RALEIGH, N.C. — The state auditor calls a report released Tuesday the most damaging ever to come out of his office.
Investigators believe one of North Carolina's largest agencies misspent more than $400 million in taxpayer money.
Hundreds of millions in Medicaid money rolls into North Carolina hospitals to compensate for patients who cannot pay through the the Disproportionate Share Hospital program, or DSH.
State Auditor Ralph Campbell believes it needs emergency attention.
"This was clearly a scheme" Campbell said.
A 21-page state audit released Tuesday slams the state Department of Health and Human Services (DHHS) for failing to properly track billions of dollars in the program.
Auditors say millions went to ineligible hospitals, like Durham Regional.
Investigators found conflicts of interest because the state agency allowed Carolinas Medical Center in Mecklenburg County and a few other hospitals to control where the federal money goes.
"We're talking about allowing the vendor to essentially operate a program from which it benefits," Deputy Auditor Wesley Ray said.
The audit shows Carolinas Medical Center received 18 percent of the DSH money.
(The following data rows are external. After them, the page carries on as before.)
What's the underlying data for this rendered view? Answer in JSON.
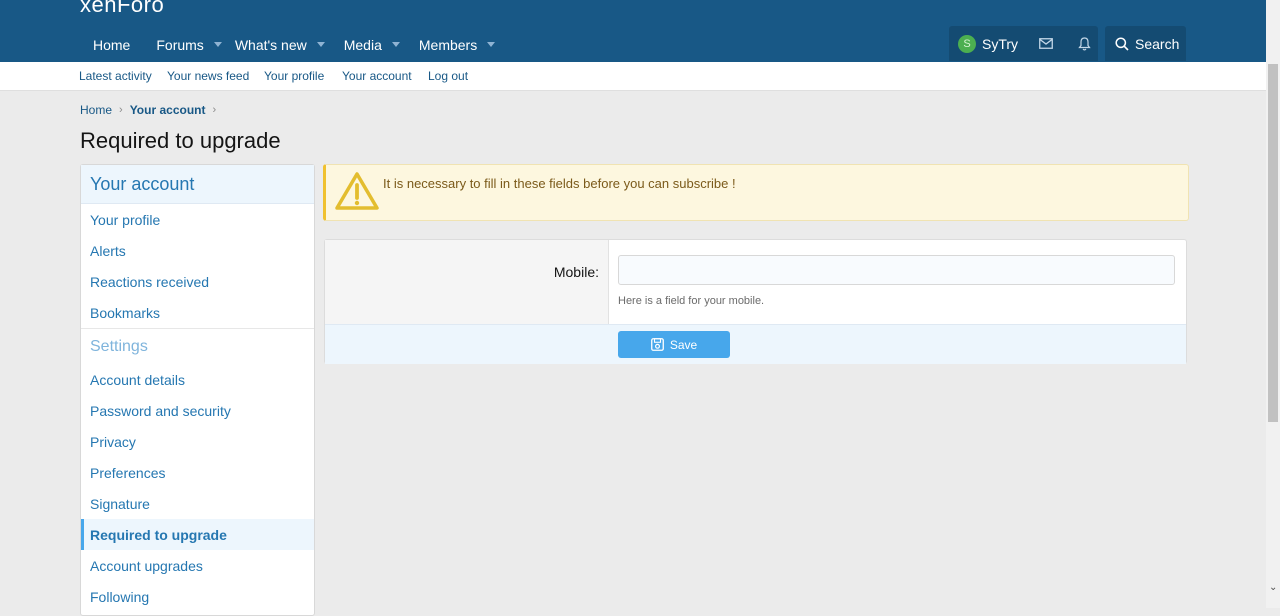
{
  "header": {
    "logo": "xenForo",
    "nav": [
      {
        "label": "Home",
        "has_caret": false
      },
      {
        "label": "Forums",
        "has_caret": true
      },
      {
        "label": "What's new",
        "has_caret": true
      },
      {
        "label": "Media",
        "has_caret": true
      },
      {
        "label": "Members",
        "has_caret": true
      }
    ],
    "user": {
      "initial": "S",
      "name": "SyTry"
    },
    "search_label": "Search"
  },
  "subnav": [
    "Latest activity",
    "Your news feed",
    "Your profile",
    "Your account",
    "Log out"
  ],
  "breadcrumb": [
    "Home",
    "Your account"
  ],
  "page_title": "Required to upgrade",
  "sidebar": {
    "heading": "Your account",
    "items_top": [
      "Your profile",
      "Alerts",
      "Reactions received",
      "Bookmarks"
    ],
    "settings_heading": "Settings",
    "items_settings": [
      "Account details",
      "Password and security",
      "Privacy",
      "Preferences",
      "Signature",
      "Required to upgrade",
      "Account upgrades",
      "Following"
    ],
    "active_item": "Required to upgrade"
  },
  "warning": {
    "text": "It is necessary to fill in these fields before you can subscribe !"
  },
  "form": {
    "label": "Mobile:",
    "value": "",
    "hint": "Here is a field for your mobile.",
    "save_label": "Save"
  },
  "colors": {
    "header_bg": "#185886",
    "link": "#2577b1",
    "button": "#47a7eb",
    "warning_bg": "#fdf7df"
  }
}
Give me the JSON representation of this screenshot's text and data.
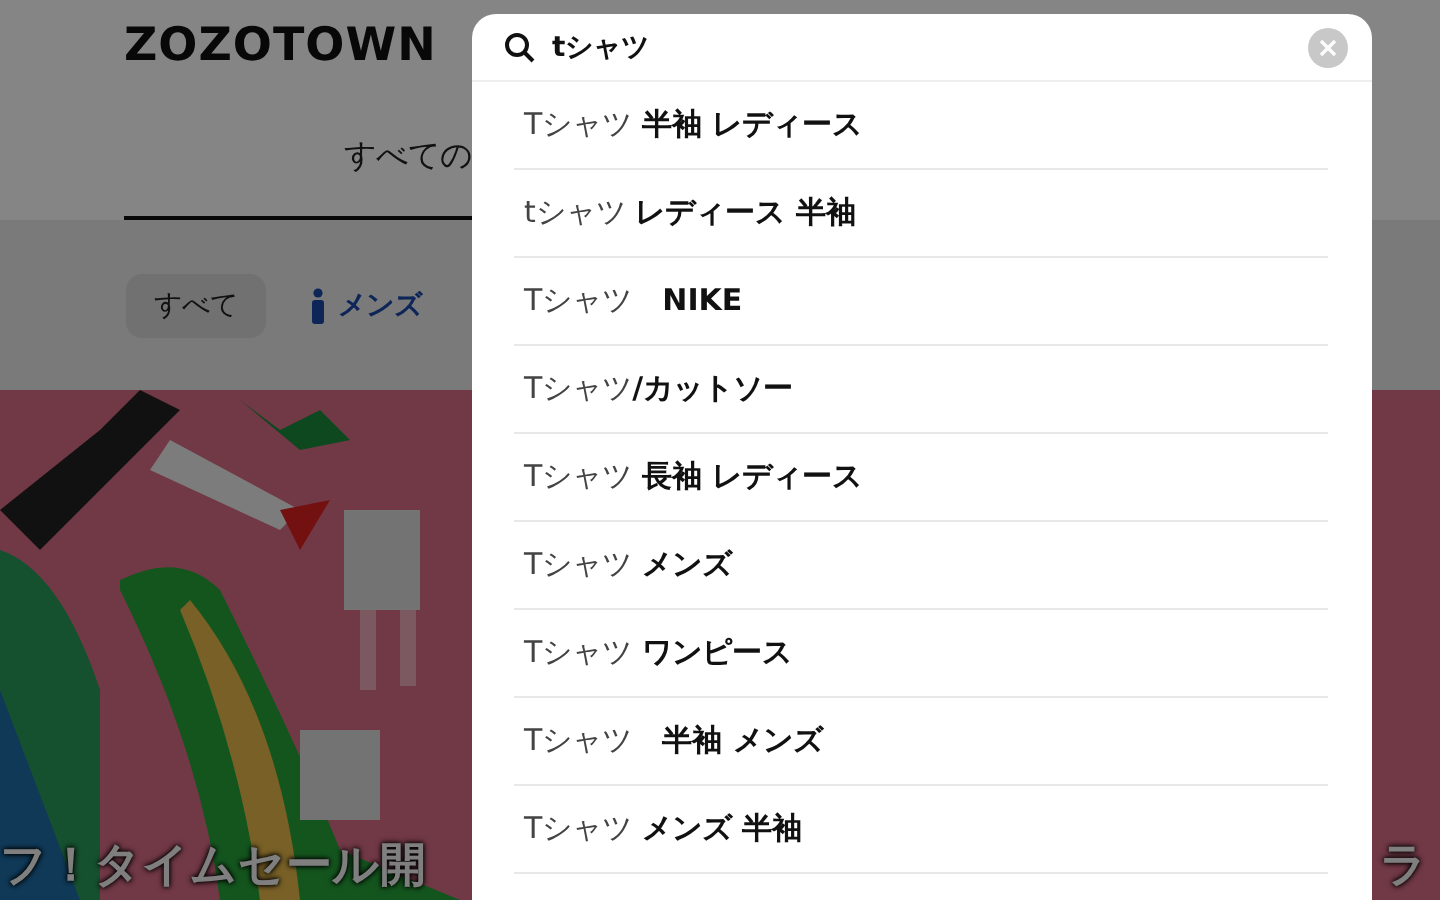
{
  "page": {
    "logo": "ZOZOTOWN",
    "tab": "すべての",
    "filters": [
      {
        "label": "すべて",
        "selected": true,
        "kind": "all"
      },
      {
        "label": "メンズ",
        "selected": false,
        "kind": "men"
      }
    ],
    "banner": {
      "kind": "picture",
      "captions": [
        "フ！タイムセール開",
        "ラ"
      ]
    }
  },
  "search": {
    "value": "tシャツ",
    "suggestions": [
      "Tシャツ **半袖 レディース**",
      "tシャツ **レディース 半袖**",
      "Tシャツ　**NIKE**",
      "Tシャツ**/カットソー**",
      "Tシャツ **長袖 レディース**",
      "Tシャツ **メンズ**",
      "Tシャツ **ワンピース**",
      "Tシャツ　**半袖 メンズ**",
      "Tシャツ **メンズ 半袖**"
    ]
  }
}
The medical center and five other hospitals that have a legal relationship enjoyed nearly half of the funds.
Campbell says DHHS should be held accountable from the top down.
"Of real concern to us was an attitude that obviously existed in the division for several years that it could do whatever it wanted regardless of federal rules and regulations," Campbell said.
The department is already firing back with its own criticism. DHHS maintains the current administration inherited the mess and started working to fix the management issues before the audit started.
"There were clearly very substantial problems that date back to at least 1996," DHHS spokeswoman Debbie Crane said. "It would have been nice if the Auditor's Office had discovered this years ago. I understand he said this is something unusual that he has seen in his years. The same auditor for 10 years has been auditing this program and never found a problem -- only found the problem after first, we found it, and secondly, the news media publicized it."
Campbell's office runs random yearly audits on every state agency, but did not delve into this program until last year.
"We do not uncover every scheme in every finding in every audit," Campbell said.
The DHHS is currently in negotiations in hopes that hospitals will not have to pay back the millions in misspent money.
Campbell says he has turned over his department's findings to the U.S. attorney and the State Bureau of Investigation.
DHHS Secretary Carmen Hooker Odom was appointed by Gov. Mike Easley in 2001. Easley's office released a statement saying the governor has full confidence in the secretary.
The Medicaid program in question was in place before Odom took office, but this is not her first dealing with Carolinas Medical Center.
She worked for Carolinas in the late 1990s as vice president for government relations. Her husband, former legislator Fountain Odom, serves on Carolinas board of directors.